**The negation of a universal statement (“all are”) is logically equivalent to an existential statement (“Some are not”)**. Similarly, an existential statement is false only if all elements within its domain are false. The negation of “Some birds are bigger than elephants” is “No birds are bigger than elephants.”

## How do you read an existential quantifier?

*X is going to be a mammal. And that's my predicate. We have another shorthand that's related called the existential quantifier. And this opposed to being an upside down a it is a backwards e and it*

## What is existential quantifier with example?

The Existential Quantifier

For example, **“Someone loves you” could be transformed into the propositional form, x P(x)**, where: P(x) is the predicate meaning: x loves you, The universe of discourse contains (but is not limited to) all living creatures.

## How do you write an existential quantifier?

It is **usually denoted by the logical operator symbol ∃**, which, when used together with a predicate variable, is called an existential quantifier (“∃x” or “∃(x)”).

## How do you form a negation?

To negate a statement of the form “If A, then B” we should **replace it with the statement “A and Not B”**.

## What is existential quantifier in discrete mathematics?

Existential quantifier **states that the statements within its scope are true for some values of the specific variable**. It is denoted by the symbol ∃. ∃xP(x) is read as for some values of x, P(x) is true.

## What is negation example?

Negations are words like no, not, and never. If you wanted to express the opposite of I am here, for example, you could say **I am not here**.

## What is the negation of P → Q?

The negation of “P and Q” is “**not-P or not-Q**”.

## What are the types of negation?

Negating Universal and Existential Quantifiers ·

## What is existential quantifier in DBMS?

Existential Quantifier:

If p(x) is a proposition over the universe U. Then it is denoted as ∃x p(x) and read as “**There exists at least one value in the universe of variable x such that p(x) is true**. The quantifier ∃ is called the existential quantifier.
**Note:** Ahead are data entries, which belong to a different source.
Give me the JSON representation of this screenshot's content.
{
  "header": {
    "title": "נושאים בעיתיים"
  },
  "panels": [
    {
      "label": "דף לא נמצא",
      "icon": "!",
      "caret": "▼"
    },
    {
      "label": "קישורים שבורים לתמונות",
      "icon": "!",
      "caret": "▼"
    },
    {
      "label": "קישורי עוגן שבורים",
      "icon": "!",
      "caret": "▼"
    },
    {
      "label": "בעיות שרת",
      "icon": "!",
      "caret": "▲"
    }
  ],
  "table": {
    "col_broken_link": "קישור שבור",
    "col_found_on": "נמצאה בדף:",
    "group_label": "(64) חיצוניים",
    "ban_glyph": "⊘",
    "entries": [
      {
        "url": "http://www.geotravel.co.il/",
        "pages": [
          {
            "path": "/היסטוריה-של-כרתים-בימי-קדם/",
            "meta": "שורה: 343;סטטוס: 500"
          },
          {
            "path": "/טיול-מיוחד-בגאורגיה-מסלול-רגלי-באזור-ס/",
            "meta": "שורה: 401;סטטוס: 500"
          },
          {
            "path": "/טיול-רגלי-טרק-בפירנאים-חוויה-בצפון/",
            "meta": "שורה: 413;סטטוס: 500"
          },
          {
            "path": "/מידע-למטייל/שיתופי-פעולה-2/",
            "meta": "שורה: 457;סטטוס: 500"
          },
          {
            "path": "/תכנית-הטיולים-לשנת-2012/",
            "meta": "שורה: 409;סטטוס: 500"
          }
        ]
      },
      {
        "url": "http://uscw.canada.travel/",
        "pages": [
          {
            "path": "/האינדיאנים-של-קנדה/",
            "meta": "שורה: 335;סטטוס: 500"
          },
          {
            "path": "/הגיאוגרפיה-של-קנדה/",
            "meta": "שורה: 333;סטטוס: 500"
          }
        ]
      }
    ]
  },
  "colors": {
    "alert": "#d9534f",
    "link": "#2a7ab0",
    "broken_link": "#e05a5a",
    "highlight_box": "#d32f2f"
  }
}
## What is existential quantifier in philosophy?

1. existential quantifier – **a logical quantifier of a proposition that asserts the existence of at least one thing for which the proposition is true**. existential operator. logical quantifier, quantifier – (logic) a word (such as `some’ or `all’ or `no’) that binds the variables in a logical proposition.

## What are the examples of quantifiers?

**‘Some’, ‘many’, ‘a lot of’ and ‘a few’** are examples of quantifiers. Quantifiers can be used with both countable and uncountable nouns.

## What is an existential statement?

An existential statement is **one which expresses the existence of at least one object (in a particular universe of discourse) which has a particular property**. That is, a statement of the form: ∃x:P(x)

## What is the difference of existential quantifier and universal quantifier?

The phrase “for every x” (sometimes “for all x”) is called a universal quantifier and is denoted by ∀x. The phrase “there exists an x such that” is called an existential quantifier and is denoted by ∃x.

## How do you prove an existential statement?

To prove an existential statement ∃xP(x), you have two options: • **Find an a such that P(a); • Assume no such x exists and derive a contradiction**. In classical mathematics, it is usually the case that you have to do the latter.

## What is the important facts about the existential universal statement?

A universal existential statement is a statement that is universal because **its first part says that a certain property is true for all objects of a given type, and it is existential because its second part asserts the existence of something**. For example: Every real number has an additive inverse.

## How do you prove an existential statement is false?

We have known that the negation of an existential statement is universal. It follows that to disprove an existential statement, you must prove its negation, a universal statement, is true. Show that the following statement is false: **There is a positive integer n such that n2 + 3n + 2 is prime.**

## How do you disprove?

A counterexample disproves a statement by **giving a situation where the statement is false**; in proof by contradiction, you prove a statement by assuming its negation and obtaining a contradiction.

## What is proof and disproof?

Not surprisingly, **disproof is the opposite of proof** so instead of showing that something is true, we must show that it is false. Any statement that makes inferences about a set of numbers can be disproved by finding a single example for which it does not work.